Project Cost (by 2020)
Region : Asia
National GDP Per Capita (USD) : 32,046 (IMF, 2018)
City Population: 10.29 million
Year Implemented : 2016
National Gini Index : 31.6 (2012)
Tags : ECONOMY DATA
Technologies Utilized : PCs with Virtual Desktop Interface (VDI), Toad, Python, R, QGIS, Hadoop, cloud, closed network, Office Software.
Funding Source : Municipal Government
Project Cost : $600,000 (in total by 2020)
Project Savings : NA
Planned Project Duration : Indefinite
KPIs : Number of analyses made using data sets. Number of data set types analyzed. Number of data set users.
Project Context and Overview
Seoul Metropolitan Government has long prioritized social innovation for identifying urban problems and creating solutions.. New technologies, particularly IoT, are generating data that can be utilized towards innovations. Some of the data has been open while other data was not readily available due to privacy and ownership. To bridge these complications and to provide a greater amount of data to the public, the Big Data Campus was implemented under Mayor Won-soon Park, through the Seoul Data & Statistics Division. The campus is an offline space that allows stakeholders from the public and private sectors and academia to access data sets, public and private, open and proprietary, in a controlled setting. The aim of the Big Data Campus is to allow cross-sectoral analysis on urban solutions, utilizing advanced analytical technologies free-of-charge. The project has performed well by the key performance indicators set out by the city, and further expansions are planned. Popular datasets include credit card usage patterns, sales analysis by locations, and particulate air pollution measurements. As the size and scope of the datasets become broader and as usage increases, the city hopes that crowd-sourced urban solutions will become more and more common. Additionally, not only can the project reduce the information gap between government and citizens, it also aims to provide a resource for small and medium-sized enterprises to make them more competitive and to stimulate local economy.
Project Planning and Implementation
Key contributors to the big data campus included private sector stakeholders that allowed usage of proprietary datasets. This encompassed SAS Institute, Intel Korea, SK Telecom Co., Open Mate, KB Card, KT Corporation, and Shinhan Card. While negotiation was necessary, the city was able to secure the use of this data without purchasing it. Five government staff are assigned to the Big Data Campus, though Seoul outsourced construction of the two facilities and some aspects of the development. Users may register to access the data on-site at one of two facilities. Types of data considered sensitive and therefore controlled include credit card usage patterns and vehicle data; much of it is contributed by private companies.

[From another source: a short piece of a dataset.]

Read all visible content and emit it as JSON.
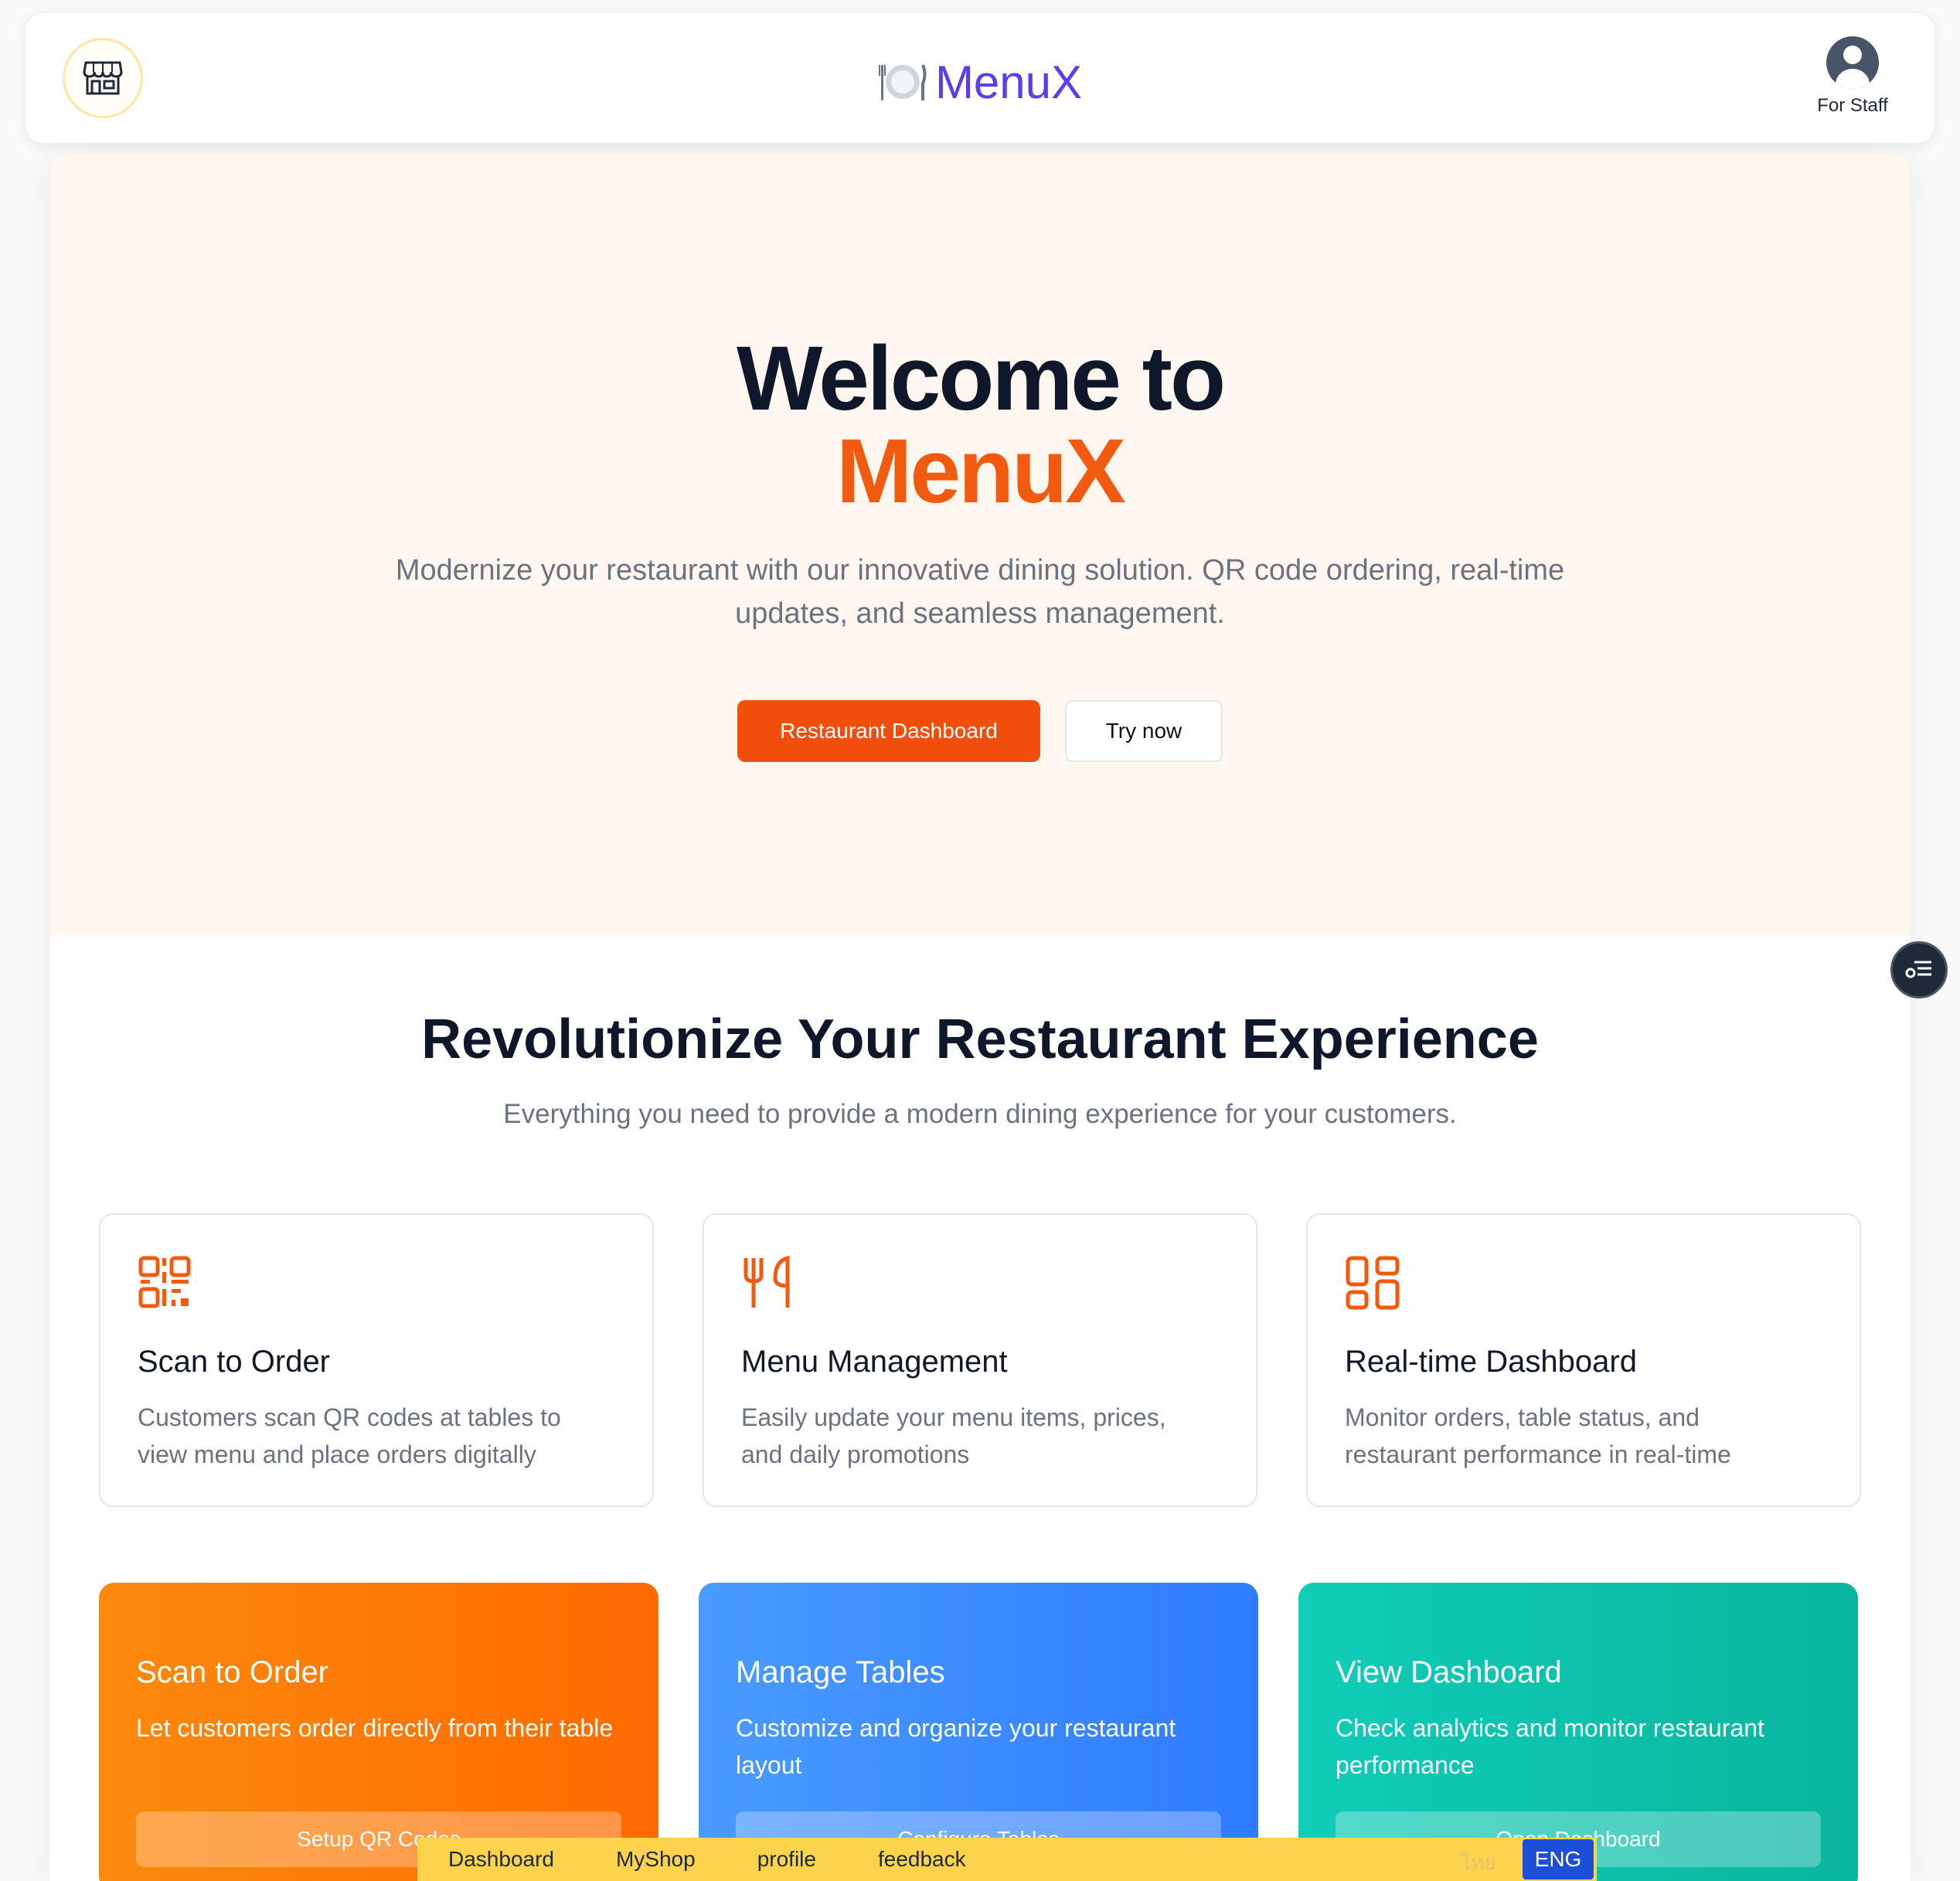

Data is anonymized and analyzed over Virtual Desktop Interface (VDI). The advantage of VDI for these datasets is that the operating system and data for each computer is centrally managed by city administrators in the data center, giving them control over usage of this sensitive data. An advantage for users, aside from having access to sets which normally would be beyond their reach, is that users may receive professional education on how to use the software and analyze the data. The program was made to comply with existing legislation, including privacy legislation, ensuring that no modification of laws would be necessary.
As innovations are less measurable and may take time to be realized, the city considers the primary KPI to be the number of datasets analyzed by users. Since its implementation, 393 analyses of data have already occurred by users from academia, NGOs, and individuals. Seoul Metropolitan Government deems this amount to be a success, and expects numbers to steadily increase, as the scope of datasets will increase as well. University students have also taken advantage of the data analysis education offered by the campus. Some categories analyzed so far include education, traffic, healthcare, the economy, and safety. In future expansions to the project, the city also plans to utilize the campus for human resource development in training professional data analysts.

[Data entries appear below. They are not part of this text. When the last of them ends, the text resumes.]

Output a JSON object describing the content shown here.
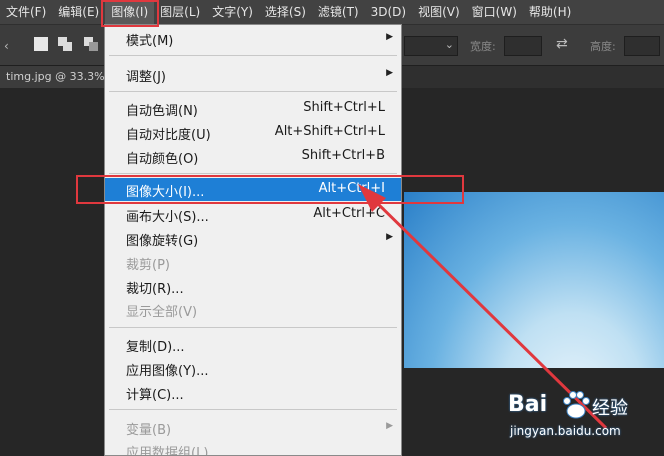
{
  "menubar": {
    "items": [
      "文件(F)",
      "编辑(E)",
      "图像(I)",
      "图层(L)",
      "文字(Y)",
      "选择(S)",
      "滤镜(T)",
      "3D(D)",
      "视图(V)",
      "窗口(W)",
      "帮助(H)"
    ]
  },
  "options": {
    "width_label": "宽度:",
    "height_label": "高度:"
  },
  "document_tab": "timg.jpg @ 33.3%",
  "image_menu": {
    "items": [
      {
        "label": "模式(M)",
        "shortcut": "",
        "submenu": true,
        "enabled": true
      },
      {
        "label": "调整(J)",
        "shortcut": "",
        "submenu": true,
        "enabled": true
      },
      {
        "label": "自动色调(N)",
        "shortcut": "Shift+Ctrl+L",
        "submenu": false,
        "enabled": true
      },
      {
        "label": "自动对比度(U)",
        "shortcut": "Alt+Shift+Ctrl+L",
        "submenu": false,
        "enabled": true
      },
      {
        "label": "自动颜色(O)",
        "shortcut": "Shift+Ctrl+B",
        "submenu": false,
        "enabled": true
      },
      {
        "label": "图像大小(I)...",
        "shortcut": "Alt+Ctrl+I",
        "submenu": false,
        "enabled": true,
        "highlighted": true
      },
      {
        "label": "画布大小(S)...",
        "shortcut": "Alt+Ctrl+C",
        "submenu": false,
        "enabled": true
      },
      {
        "label": "图像旋转(G)",
        "shortcut": "",
        "submenu": true,
        "enabled": true
      },
      {
        "label": "裁剪(P)",
        "shortcut": "",
        "submenu": false,
        "enabled": false
      },
      {
        "label": "裁切(R)...",
        "shortcut": "",
        "submenu": false,
        "enabled": true
      },
      {
        "label": "显示全部(V)",
        "shortcut": "",
        "submenu": false,
        "enabled": false
      },
      {
        "label": "复制(D)...",
        "shortcut": "",
        "submenu": false,
        "enabled": true
      },
      {
        "label": "应用图像(Y)...",
        "shortcut": "",
        "submenu": false,
        "enabled": true
      },
      {
        "label": "计算(C)...",
        "shortcut": "",
        "submenu": false,
        "enabled": true
      },
      {
        "label": "变量(B)",
        "shortcut": "",
        "submenu": true,
        "enabled": false
      },
      {
        "label": "应用数据组(L)...",
        "shortcut": "",
        "submenu": false,
        "enabled": false
      }
    ]
  },
  "watermark": {
    "logo": "Bai",
    "logo_suffix": "经验",
    "url": "jingyan.baidu.com"
  },
  "colors": {
    "highlight": "#1e7fd6",
    "annotation": "#e0383e"
  }
}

Recommendations for Transfer
This sort of project is most suited for a highly-populated ciy with capabilities already in place for collecting data. Companies which collect these sorts of data can be advantageous, and it is ideal if the city government has a close, cooperative working relationship with these companies.
As the project’s success depends on the willingness of the private sector to share proprietary data, these relationships are helpful. In Seoul’s case, this gave them access to datasets without any additional cost. Such sets may also be purchased, but this would need to be factored into budgeting. In Seoul’s case, carefully laid-out memoranda of understanding helped to create greater understanding and cooperation between the private and public sectors.
Given the careful nature of this cooperative relationship, the security of the data sets is paramount. Their unauthorized distribution could potentially be very damaging to the relationship between cities and partner companies and the ability for the city to form such relationships in the future. The physical nature of the campus is what separates this project from more traditional open data projects. While it could be feasible to monitor and control distribution of data by other means, the use of the physical campus with a VDI has given Seoul administrators very careful control to ensure the safety of the data. In terms of privacy, data anonymity was necessary in Korea, and in other national legal contexts, requirements may be even stricter.
Additionally, for budget savings, open source solutions can be employed for much of the analytical software.
Figures and Images